(Items from a dataset)

○ ○ ○ ○

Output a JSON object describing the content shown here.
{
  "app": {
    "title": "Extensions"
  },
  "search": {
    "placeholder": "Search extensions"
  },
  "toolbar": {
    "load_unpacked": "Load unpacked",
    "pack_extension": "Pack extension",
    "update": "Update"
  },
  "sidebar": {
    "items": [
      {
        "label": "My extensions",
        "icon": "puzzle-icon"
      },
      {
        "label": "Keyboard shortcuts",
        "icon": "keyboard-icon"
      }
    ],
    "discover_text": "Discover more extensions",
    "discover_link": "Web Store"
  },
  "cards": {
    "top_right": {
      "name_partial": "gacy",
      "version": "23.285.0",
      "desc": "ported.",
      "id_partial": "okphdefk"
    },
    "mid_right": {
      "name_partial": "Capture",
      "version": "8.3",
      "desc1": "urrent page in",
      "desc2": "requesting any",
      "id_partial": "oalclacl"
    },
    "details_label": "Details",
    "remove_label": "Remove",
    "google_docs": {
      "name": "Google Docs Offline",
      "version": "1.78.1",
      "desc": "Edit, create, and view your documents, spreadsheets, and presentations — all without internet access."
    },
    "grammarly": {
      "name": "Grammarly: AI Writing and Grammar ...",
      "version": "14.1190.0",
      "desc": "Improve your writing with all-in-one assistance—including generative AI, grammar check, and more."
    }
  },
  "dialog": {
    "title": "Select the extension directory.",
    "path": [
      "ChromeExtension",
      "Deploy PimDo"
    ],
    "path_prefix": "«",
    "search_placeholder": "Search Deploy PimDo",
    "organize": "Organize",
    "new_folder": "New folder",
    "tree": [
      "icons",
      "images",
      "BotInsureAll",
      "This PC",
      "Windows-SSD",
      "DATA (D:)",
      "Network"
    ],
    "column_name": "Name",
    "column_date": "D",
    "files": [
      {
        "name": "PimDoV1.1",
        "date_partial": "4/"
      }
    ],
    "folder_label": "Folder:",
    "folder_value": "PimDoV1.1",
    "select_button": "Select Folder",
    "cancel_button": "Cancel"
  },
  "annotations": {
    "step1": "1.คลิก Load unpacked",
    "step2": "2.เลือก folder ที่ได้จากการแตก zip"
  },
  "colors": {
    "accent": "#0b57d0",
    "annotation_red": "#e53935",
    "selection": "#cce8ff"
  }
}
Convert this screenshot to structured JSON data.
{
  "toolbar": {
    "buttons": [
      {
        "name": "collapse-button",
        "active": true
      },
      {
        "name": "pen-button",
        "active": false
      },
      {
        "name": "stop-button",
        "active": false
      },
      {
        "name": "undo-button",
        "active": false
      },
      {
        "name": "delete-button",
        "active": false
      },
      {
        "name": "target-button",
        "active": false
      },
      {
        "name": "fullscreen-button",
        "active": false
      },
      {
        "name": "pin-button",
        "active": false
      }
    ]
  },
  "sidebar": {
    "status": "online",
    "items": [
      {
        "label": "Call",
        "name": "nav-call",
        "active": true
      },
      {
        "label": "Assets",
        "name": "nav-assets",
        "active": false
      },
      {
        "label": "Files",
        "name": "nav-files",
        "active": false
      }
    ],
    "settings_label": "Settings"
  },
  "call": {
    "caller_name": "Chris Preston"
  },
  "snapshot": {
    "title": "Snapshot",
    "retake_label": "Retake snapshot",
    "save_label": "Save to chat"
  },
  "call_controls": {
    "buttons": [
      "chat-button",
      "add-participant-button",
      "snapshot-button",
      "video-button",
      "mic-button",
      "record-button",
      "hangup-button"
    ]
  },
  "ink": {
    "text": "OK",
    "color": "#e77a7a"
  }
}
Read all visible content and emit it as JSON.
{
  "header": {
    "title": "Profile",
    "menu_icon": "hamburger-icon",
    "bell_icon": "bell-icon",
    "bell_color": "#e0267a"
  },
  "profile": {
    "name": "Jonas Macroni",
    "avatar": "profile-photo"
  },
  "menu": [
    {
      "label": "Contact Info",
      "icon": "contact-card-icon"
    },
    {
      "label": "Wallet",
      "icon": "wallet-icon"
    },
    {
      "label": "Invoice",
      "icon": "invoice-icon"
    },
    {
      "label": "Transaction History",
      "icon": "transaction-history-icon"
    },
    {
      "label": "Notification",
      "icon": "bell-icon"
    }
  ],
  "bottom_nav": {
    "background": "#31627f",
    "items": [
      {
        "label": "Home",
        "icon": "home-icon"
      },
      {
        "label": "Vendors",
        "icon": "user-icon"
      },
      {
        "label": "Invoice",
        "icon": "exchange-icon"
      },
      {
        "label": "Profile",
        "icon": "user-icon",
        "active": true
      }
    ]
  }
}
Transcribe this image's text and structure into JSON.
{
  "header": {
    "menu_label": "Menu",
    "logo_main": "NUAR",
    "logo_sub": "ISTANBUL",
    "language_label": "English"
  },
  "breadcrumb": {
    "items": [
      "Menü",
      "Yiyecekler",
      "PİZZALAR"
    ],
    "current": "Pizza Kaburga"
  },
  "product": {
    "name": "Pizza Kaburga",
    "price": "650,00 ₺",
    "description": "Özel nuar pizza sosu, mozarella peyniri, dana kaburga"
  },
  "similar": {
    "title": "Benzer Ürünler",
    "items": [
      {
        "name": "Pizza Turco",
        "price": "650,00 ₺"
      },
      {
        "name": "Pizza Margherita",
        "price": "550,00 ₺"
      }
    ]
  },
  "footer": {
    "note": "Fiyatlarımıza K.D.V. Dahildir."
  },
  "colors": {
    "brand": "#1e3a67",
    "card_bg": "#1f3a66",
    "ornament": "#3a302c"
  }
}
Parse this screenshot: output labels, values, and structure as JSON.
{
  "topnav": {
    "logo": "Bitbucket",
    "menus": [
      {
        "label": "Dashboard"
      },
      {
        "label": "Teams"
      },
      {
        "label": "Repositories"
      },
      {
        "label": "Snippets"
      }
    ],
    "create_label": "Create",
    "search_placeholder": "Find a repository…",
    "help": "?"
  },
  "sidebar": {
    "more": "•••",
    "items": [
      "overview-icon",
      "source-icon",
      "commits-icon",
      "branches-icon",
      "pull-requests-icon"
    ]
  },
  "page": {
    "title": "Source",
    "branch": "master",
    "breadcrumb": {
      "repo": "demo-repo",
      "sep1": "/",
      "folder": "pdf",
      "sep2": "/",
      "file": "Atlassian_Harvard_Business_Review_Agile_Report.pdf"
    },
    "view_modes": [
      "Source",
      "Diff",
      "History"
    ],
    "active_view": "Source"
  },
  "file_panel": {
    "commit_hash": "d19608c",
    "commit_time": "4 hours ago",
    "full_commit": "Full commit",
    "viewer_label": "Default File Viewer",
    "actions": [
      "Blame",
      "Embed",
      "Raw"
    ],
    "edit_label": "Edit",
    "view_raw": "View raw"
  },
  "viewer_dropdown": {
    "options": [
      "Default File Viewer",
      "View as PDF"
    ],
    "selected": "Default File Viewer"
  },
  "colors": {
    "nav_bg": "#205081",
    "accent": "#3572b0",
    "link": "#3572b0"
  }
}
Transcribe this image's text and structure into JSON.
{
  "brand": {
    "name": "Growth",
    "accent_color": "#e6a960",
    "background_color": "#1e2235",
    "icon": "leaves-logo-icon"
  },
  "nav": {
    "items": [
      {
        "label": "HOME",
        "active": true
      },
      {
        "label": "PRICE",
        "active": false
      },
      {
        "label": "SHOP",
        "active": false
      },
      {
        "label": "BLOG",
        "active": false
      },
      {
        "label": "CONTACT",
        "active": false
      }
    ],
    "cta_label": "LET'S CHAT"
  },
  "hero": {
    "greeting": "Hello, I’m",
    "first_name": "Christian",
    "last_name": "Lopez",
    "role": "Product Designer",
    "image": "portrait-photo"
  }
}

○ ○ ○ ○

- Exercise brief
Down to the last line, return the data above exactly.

- Completed task
Output a JSON object describing the content shown here.
{
  "app": {
    "title": "Extensions"
  },
  "search": {
    "placeholder": "Search extensions"
  },
  "toolbar": {
    "load_unpacked": "Load unpacked",
    "pack_extension": "Pack extension",
    "update": "Update"
  },
  "sidebar": {
    "items": [
      {
        "label": "My extensions",
        "icon": "puzzle-icon"
      },
      {
        "label": "Keyboard shortcuts",
        "icon": "keyboard-icon"
      }
    ],
    "discover_text": "Discover more extensions",
    "discover_link": "Web Store"
  },
  "cards": {
    "top_right": {
      "name_partial": "gacy",
      "version": "23.285.0",
      "desc": "ported.",
      "id_partial": "okphdefk"
    },
    "mid_right": {
      "name_partial": "Capture",
      "version": "8.3",
      "desc1": "urrent page in",
      "desc2": "requesting any",
      "id_partial": "oalclacl"
    },
    "details_label": "Details",
    "remove_label": "Remove",
    "google_docs": {
      "name": "Google Docs Offline",
      "version": "1.78.1",
      "desc": "Edit, create, and view your documents, spreadsheets, and presentations — all without internet access."
    },
    "grammarly": {
      "name": "Grammarly: AI Writing and Grammar ...",
      "version": "14.1190.0",
      "desc": "Improve your writing with all-in-one assistance—including generative AI, grammar check, and more."
    }
  },
  "dialog": {
    "title": "Select the extension directory.",
    "path": [
      "ChromeExtension",
      "Deploy PimDo"
    ],
    "path_prefix": "«",
    "search_placeholder": "Search Deploy PimDo",
    "organize": "Organize",
    "new_folder": "New folder",
    "tree": [
      "icons",
      "images",
      "BotInsureAll",
      "This PC",
      "Windows-SSD",
      "DATA (D:)",
      "Network"
    ],
    "column_name": "Name",
    "column_date": "D",
    "files": [
      {
        "name": "PimDoV1.1",
        "date_partial": "4/"
      }
    ],
    "folder_label": "Folder:",
    "folder_value": "PimDoV1.1",
    "select_button": "Select Folder",
    "cancel_button": "Cancel"
  },
  "annotations": {
    "step1": "1.คลิก Load unpacked",
    "step2": "2.เลือก folder ที่ได้จากการแตก zip"
  },
  "colors": {
    "accent": "#0b57d0",
    "annotation_red": "#e53935",
    "selection": "#cce8ff"
  }
}
Convert this screenshot to structured JSON data.
{
  "toolbar": {
    "buttons": [
      {
        "name": "collapse-button",
        "active": true
      },
      {
        "name": "pen-button",
        "active": false
      },
      {
        "name": "stop-button",
        "active": false
      },
      {
        "name": "undo-button",
        "active": false
      },
      {
        "name": "delete-button",
        "active": false
      },
      {
        "name": "target-button",
        "active": false
      },
      {
        "name": "fullscreen-button",
        "active": false
      },
      {
        "name": "pin-button",
        "active": false
      }
    ]
  },
  "sidebar": {
    "status": "online",
    "items": [
      {
        "label": "Call",
        "name": "nav-call",
        "active": true
      },
      {
        "label": "Assets",
        "name": "nav-assets",
        "active": false
      },
      {
        "label": "Files",
        "name": "nav-files",
        "active": false
      }
    ],
    "settings_label": "Settings"
  },
  "call": {
    "caller_name": "Chris Preston"
  },
  "snapshot": {
    "title": "Snapshot",
    "retake_label": "Retake snapshot",
    "save_label": "Save to chat"
  },
  "call_controls": {
    "buttons": [
      "chat-button",
      "add-participant-button",
      "snapshot-button",
      "video-button",
      "mic-button",
      "record-button",
      "hangup-button"
    ]
  },
  "ink": {
    "text": "OK",
    "color": "#e77a7a"
  }
}
Read all visible content and emit it as JSON.
{
  "header": {
    "title": "Profile",
    "menu_icon": "hamburger-icon",
    "bell_icon": "bell-icon",
    "bell_color": "#e0267a"
  },
  "profile": {
    "name": "Jonas Macroni",
    "avatar": "profile-photo"
  },
  "menu": [
    {
      "label": "Contact Info",
      "icon": "contact-card-icon"
    },
    {
      "label": "Wallet",
      "icon": "wallet-icon"
    },
    {
      "label": "Invoice",
      "icon": "invoice-icon"
    },
    {
      "label": "Transaction History",
      "icon": "transaction-history-icon"
    },
    {
      "label": "Notification",
      "icon": "bell-icon"
    }
  ],
  "bottom_nav": {
    "background": "#31627f",
    "items": [
      {
        "label": "Home",
        "icon": "home-icon"
      },
      {
        "label": "Vendors",
        "icon": "user-icon"
      },
      {
        "label": "Invoice",
        "icon": "exchange-icon"
      },
      {
        "label": "Profile",
        "icon": "user-icon",
        "active": true
      }
    ]
  }
}
Transcribe this image's text and structure into JSON.
{
  "header": {
    "menu_label": "Menu",
    "logo_main": "NUAR",
    "logo_sub": "ISTANBUL",
    "language_label": "English"
  },
  "breadcrumb": {
    "items": [
      "Menü",
      "Yiyecekler",
      "PİZZALAR"
    ],
    "current": "Pizza Kaburga"
  },
  "product": {
    "name": "Pizza Kaburga",
    "price": "650,00 ₺",
    "description": "Özel nuar pizza sosu, mozarella peyniri, dana kaburga"
  },
  "similar": {
    "title": "Benzer Ürünler",
    "items": [
      {
        "name": "Pizza Turco",
        "price": "650,00 ₺"
      },
      {
        "name": "Pizza Margherita",
        "price": "550,00 ₺"
      }
    ]
  },
  "footer": {
    "note": "Fiyatlarımıza K.D.V. Dahildir."
  },
  "colors": {
    "brand": "#1e3a67",
    "card_bg": "#1f3a66",
    "ornament": "#3a302c"
  }
}
Parse this screenshot: output labels, values, and structure as JSON.
{
  "topnav": {
    "logo": "Bitbucket",
    "menus": [
      {
        "label": "Dashboard"
      },
      {
        "label": "Teams"
      },
      {
        "label": "Repositories"
      },
      {
        "label": "Snippets"
      }
    ],
    "create_label": "Create",
    "search_placeholder": "Find a repository…",
    "help": "?"
  },
  "sidebar": {
    "more": "•••",
    "items": [
      "overview-icon",
      "source-icon",
      "commits-icon",
      "branches-icon",
      "pull-requests-icon"
    ]
  },
  "page": {
    "title": "Source",
    "branch": "master",
    "breadcrumb": {
      "repo": "demo-repo",
      "sep1": "/",
      "folder": "pdf",
      "sep2": "/",
      "file": "Atlassian_Harvard_Business_Review_Agile_Report.pdf"
    },
    "view_modes": [
      "Source",
      "Diff",
      "History"
    ],
    "active_view": "Source"
  },
  "file_panel": {
    "commit_hash": "d19608c",
    "commit_time": "4 hours ago",
    "full_commit": "Full commit",
    "viewer_label": "Default File Viewer",
    "actions": [
      "Blame",
      "Embed",
      "Raw"
    ],
    "edit_label": "Edit",
    "view_raw": "View raw"
  },
  "viewer_dropdown": {
    "options": [
      "Default File Viewer",
      "View as PDF"
    ],
    "selected": "Default File Viewer"
  },
  "colors": {
    "nav_bg": "#205081",
    "accent": "#3572b0",
    "link": "#3572b0"
  }
}
Transcribe this image's text and structure into JSON.
{
  "brand": {
    "name": "Growth",
    "accent_color": "#e6a960",
    "background_color": "#1e2235",
    "icon": "leaves-logo-icon"
  },
  "nav": {
    "items": [
      {
        "label": "HOME",
        "active": true
      },
      {
        "label": "PRICE",
        "active": false
      },
      {
        "label": "SHOP",
        "active": false
      },
      {
        "label": "BLOG",
        "active": false
      },
      {
        "label": "CONTACT",
        "active": false
      }
    ],
    "cta_label": "LET'S CHAT"
  },
  "hero": {
    "greeting": "Hello, I’m",
    "first_name": "Christian",
    "last_name": "Lopez",
    "role": "Product Designer",
    "image": "portrait-photo"
  }
}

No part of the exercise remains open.